[[ Entries supplied, beginning ]]

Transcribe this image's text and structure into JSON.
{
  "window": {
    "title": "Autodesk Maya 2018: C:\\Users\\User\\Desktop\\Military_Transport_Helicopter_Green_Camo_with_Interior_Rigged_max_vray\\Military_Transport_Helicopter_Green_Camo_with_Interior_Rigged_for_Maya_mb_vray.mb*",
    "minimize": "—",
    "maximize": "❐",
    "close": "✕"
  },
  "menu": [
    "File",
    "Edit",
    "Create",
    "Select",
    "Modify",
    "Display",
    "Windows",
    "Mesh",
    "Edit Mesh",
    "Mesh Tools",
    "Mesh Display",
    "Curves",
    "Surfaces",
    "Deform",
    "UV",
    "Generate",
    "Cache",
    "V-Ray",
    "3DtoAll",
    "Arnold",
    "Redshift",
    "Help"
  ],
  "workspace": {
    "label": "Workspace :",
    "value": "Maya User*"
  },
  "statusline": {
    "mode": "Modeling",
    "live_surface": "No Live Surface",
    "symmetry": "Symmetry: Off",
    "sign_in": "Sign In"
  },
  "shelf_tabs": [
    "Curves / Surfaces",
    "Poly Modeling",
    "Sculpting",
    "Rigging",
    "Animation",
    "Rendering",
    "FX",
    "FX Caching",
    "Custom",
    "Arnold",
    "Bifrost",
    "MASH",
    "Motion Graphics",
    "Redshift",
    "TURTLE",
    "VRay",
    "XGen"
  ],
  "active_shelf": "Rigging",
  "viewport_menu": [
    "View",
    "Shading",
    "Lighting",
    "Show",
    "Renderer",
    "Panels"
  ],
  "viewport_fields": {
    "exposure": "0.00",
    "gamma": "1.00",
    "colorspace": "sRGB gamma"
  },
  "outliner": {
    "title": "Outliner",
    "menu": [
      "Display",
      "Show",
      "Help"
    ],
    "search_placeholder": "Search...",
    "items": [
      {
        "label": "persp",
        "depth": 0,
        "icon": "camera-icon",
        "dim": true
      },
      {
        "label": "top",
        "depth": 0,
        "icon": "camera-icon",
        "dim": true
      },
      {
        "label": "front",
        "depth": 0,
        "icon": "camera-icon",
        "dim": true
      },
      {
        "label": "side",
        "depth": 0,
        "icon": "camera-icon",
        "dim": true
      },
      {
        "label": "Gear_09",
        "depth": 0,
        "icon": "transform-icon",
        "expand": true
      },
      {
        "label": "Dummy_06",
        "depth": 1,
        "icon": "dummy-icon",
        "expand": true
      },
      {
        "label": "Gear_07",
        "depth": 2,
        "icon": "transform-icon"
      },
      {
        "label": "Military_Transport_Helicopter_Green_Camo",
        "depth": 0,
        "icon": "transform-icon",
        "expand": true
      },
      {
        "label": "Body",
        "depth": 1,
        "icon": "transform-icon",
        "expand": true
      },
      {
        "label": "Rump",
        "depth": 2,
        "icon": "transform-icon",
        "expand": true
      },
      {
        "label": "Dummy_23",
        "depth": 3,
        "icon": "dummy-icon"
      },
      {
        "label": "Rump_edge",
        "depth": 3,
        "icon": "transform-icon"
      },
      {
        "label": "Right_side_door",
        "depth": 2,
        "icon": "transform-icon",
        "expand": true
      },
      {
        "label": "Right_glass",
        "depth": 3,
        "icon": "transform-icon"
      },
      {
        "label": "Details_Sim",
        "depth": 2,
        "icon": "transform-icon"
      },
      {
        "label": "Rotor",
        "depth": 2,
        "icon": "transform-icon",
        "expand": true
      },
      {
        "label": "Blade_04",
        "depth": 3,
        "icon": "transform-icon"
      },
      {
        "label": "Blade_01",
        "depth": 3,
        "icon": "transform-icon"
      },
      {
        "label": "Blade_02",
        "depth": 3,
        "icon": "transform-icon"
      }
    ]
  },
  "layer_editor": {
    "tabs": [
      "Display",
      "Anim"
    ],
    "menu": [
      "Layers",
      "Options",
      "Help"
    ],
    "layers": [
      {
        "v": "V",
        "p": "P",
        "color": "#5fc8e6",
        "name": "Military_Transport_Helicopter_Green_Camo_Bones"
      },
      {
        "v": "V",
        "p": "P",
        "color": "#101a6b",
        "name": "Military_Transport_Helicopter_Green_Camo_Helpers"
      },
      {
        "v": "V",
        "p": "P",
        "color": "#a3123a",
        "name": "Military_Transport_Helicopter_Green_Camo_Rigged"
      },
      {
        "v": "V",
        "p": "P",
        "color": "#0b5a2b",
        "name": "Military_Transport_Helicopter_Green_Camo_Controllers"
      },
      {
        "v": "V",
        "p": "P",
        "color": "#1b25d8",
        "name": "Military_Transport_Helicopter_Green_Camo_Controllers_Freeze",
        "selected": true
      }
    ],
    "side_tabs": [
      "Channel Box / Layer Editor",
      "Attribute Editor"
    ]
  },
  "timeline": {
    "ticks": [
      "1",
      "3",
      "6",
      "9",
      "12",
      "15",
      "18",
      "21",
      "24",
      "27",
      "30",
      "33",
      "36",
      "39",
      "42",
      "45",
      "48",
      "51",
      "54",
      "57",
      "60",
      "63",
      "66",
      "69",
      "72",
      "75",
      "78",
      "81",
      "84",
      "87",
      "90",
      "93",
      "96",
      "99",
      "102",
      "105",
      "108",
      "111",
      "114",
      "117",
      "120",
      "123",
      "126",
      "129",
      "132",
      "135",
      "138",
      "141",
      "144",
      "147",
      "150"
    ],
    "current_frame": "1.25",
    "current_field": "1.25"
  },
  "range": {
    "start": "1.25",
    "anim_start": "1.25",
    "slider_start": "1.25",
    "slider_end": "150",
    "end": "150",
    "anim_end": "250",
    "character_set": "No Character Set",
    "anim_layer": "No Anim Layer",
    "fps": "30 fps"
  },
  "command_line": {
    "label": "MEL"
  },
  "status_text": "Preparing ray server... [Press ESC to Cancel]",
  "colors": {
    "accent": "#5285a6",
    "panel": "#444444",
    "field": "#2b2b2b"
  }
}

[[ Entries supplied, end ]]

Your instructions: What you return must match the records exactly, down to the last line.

Expected answer:
Transcribe this image's text and structure into JSON.
{
  "window": {
    "title": "Autodesk Maya 2018: C:\\Users\\User\\Desktop\\Military_Transport_Helicopter_Green_Camo_with_Interior_Rigged_max_vray\\Military_Transport_Helicopter_Green_Camo_with_Interior_Rigged_for_Maya_mb_vray.mb*",
    "minimize": "—",
    "maximize": "❐",
    "close": "✕"
  },
  "menu": [
    "File",
    "Edit",
    "Create",
    "Select",
    "Modify",
    "Display",
    "Windows",
    "Mesh",
    "Edit Mesh",
    "Mesh Tools",
    "Mesh Display",
    "Curves",
    "Surfaces",
    "Deform",
    "UV",
    "Generate",
    "Cache",
    "V-Ray",
    "3DtoAll",
    "Arnold",
    "Redshift",
    "Help"
  ],
  "workspace": {
    "label": "Workspace :",
    "value": "Maya User*"
  },
  "statusline": {
    "mode": "Modeling",
    "live_surface": "No Live Surface",
    "symmetry": "Symmetry: Off",
    "sign_in": "Sign In"
  },
  "shelf_tabs": [
    "Curves / Surfaces",
    "Poly Modeling",
    "Sculpting",
    "Rigging",
    "Animation",
    "Rendering",
    "FX",
    "FX Caching",
    "Custom",
    "Arnold",
    "Bifrost",
    "MASH",
    "Motion Graphics",
    "Redshift",
    "TURTLE",
    "VRay",
    "XGen"
  ],
  "active_shelf": "Rigging",
  "viewport_menu": [
    "View",
    "Shading",
    "Lighting",
    "Show",
    "Renderer",
    "Panels"
  ],
  "viewport_fields": {
    "exposure": "0.00",
    "gamma": "1.00",
    "colorspace": "sRGB gamma"
  },
  "outliner": {
    "title": "Outliner",
    "menu": [
      "Display",
      "Show",
      "Help"
    ],
    "search_placeholder": "Search...",
    "items": [
      {
        "label": "persp",
        "depth": 0,
        "icon": "camera-icon",
        "dim": true
      },
      {
        "label": "top",
        "depth": 0,
        "icon": "camera-icon",
        "dim": true
      },
      {
        "label": "front",
        "depth": 0,
        "icon": "camera-icon",
        "dim": true
      },
      {
        "label": "side",
        "depth": 0,
        "icon": "camera-icon",
        "dim": true
      },
      {
        "label": "Gear_09",
        "depth": 0,
        "icon": "transform-icon",
        "expand": true
      },
      {
        "label": "Dummy_06",
        "depth": 1,
        "icon": "dummy-icon",
        "expand": true
      },
      {
        "label": "Gear_07",
        "depth": 2,
        "icon": "transform-icon"
      },
      {
        "label": "Military_Transport_Helicopter_Green_Camo",
        "depth": 0,
        "icon": "transform-icon",
        "expand": true
      },
      {
        "label": "Body",
        "depth": 1,
        "icon": "transform-icon",
        "expand": true
      },
      {
        "label": "Rump",
        "depth": 2,
        "icon": "transform-icon",
        "expand": true
      },
      {
        "label": "Dummy_23",
        "depth": 3,
        "icon": "dummy-icon"
      },
      {
        "label": "Rump_edge",
        "depth": 3,
        "icon": "transform-icon"
      },
      {
        "label": "Right_side_door",
        "depth": 2,
        "icon": "transform-icon",
        "expand": true
      },
      {
        "label": "Right_glass",
        "depth": 3,
        "icon": "transform-icon"
      },
      {
        "label": "Details_Sim",
        "depth": 2,
        "icon": "transform-icon"
      },
      {
        "label": "Rotor",
        "depth": 2,
        "icon": "transform-icon",
        "expand": true
      },
      {
        "label": "Blade_04",
        "depth": 3,
        "icon": "transform-icon"
      },
      {
        "label": "Blade_01",
        "depth": 3,
        "icon": "transform-icon"
      },
      {
        "label": "Blade_02",
        "depth": 3,
        "icon": "transform-icon"
      }
    ]
  },
  "layer_editor": {
    "tabs": [
      "Display",
      "Anim"
    ],
    "menu": [
      "Layers",
      "Options",
      "Help"
    ],
    "layers": [
      {
        "v": "V",
        "p": "P",
        "color": "#5fc8e6",
        "name": "Military_Transport_Helicopter_Green_Camo_Bones"
      },
      {
        "v": "V",
        "p": "P",
        "color": "#101a6b",
        "name": "Military_Transport_Helicopter_Green_Camo_Helpers"
      },
      {
        "v": "V",
        "p": "P",
        "color": "#a3123a",
        "name": "Military_Transport_Helicopter_Green_Camo_Rigged"
      },
      {
        "v": "V",
        "p": "P",
        "color": "#0b5a2b",
        "name": "Military_Transport_Helicopter_Green_Camo_Controllers"
      },
      {
        "v": "V",
        "p": "P",
        "color": "#1b25d8",
        "name": "Military_Transport_Helicopter_Green_Camo_Controllers_Freeze",
        "selected": true
      }
    ],
    "side_tabs": [
      "Channel Box / Layer Editor",
      "Attribute Editor"
    ]
  },
  "timeline": {
    "ticks": [
      "1",
      "3",
      "6",
      "9",
      "12",
      "15",
      "18",
      "21",
      "24",
      "27",
      "30",
      "33",
      "36",
      "39",
      "42",
      "45",
      "48",
      "51",
      "54",
      "57",
      "60",
      "63",
      "66",
      "69",
      "72",
      "75",
      "78",
      "81",
      "84",
      "87",
      "90",
      "93",
      "96",
      "99",
      "102",
      "105",
      "108",
      "111",
      "114",
      "117",
      "120",
      "123",
      "126",
      "129",
      "132",
      "135",
      "138",
      "141",
      "144",
      "147",
      "150"
    ],
    "current_frame": "1.25",
    "current_field": "1.25"
  },
  "range": {
    "start": "1.25",
    "anim_start": "1.25",
    "slider_start": "1.25",
    "slider_end": "150",
    "end": "150",
    "anim_end": "250",
    "character_set": "No Character Set",
    "anim_layer": "No Anim Layer",
    "fps": "30 fps"
  },
  "command_line": {
    "label": "MEL"
  },
  "status_text": "Preparing ray server... [Press ESC to Cancel]",
  "colors": {
    "accent": "#5285a6",
    "panel": "#444444",
    "field": "#2b2b2b"
  }
}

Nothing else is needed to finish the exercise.